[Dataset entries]

▬▬▬

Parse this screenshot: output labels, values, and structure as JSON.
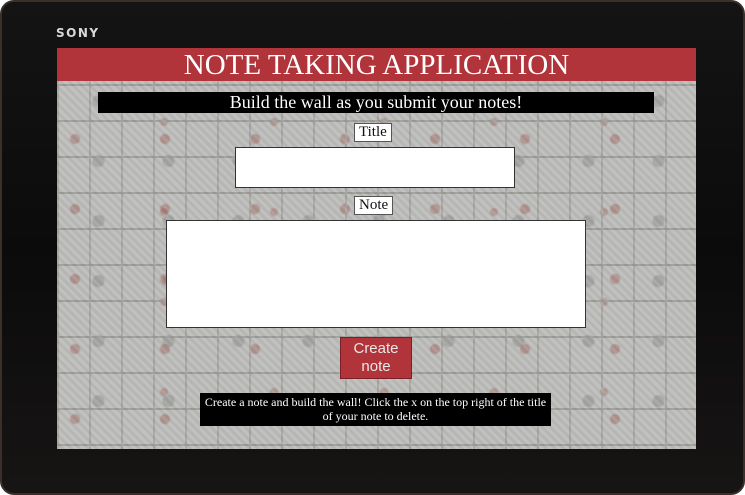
{
  "device": {
    "brand": "SONY"
  },
  "app": {
    "title": "NOTE TAKING APPLICATION",
    "subtitle": "Build the wall as you submit your notes!"
  },
  "form": {
    "title_label": "Title",
    "title_value": "",
    "note_label": "Note",
    "note_value": "",
    "create_button_label": "Create note"
  },
  "footer": {
    "instructions": "Create a note and build the wall! Click the x on the top right of the title of your note to delete."
  },
  "colors": {
    "accent": "#b0343a",
    "banner": "#000000",
    "text_light": "#ffffff"
  }
}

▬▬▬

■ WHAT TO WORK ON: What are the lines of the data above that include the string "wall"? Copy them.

■ YOUR SOLUTION:
    "subtitle": "Build the wall as you submit your notes!"
    "instructions": "Create a note and build the wall! Click the x on the top right of the title of your note to delete."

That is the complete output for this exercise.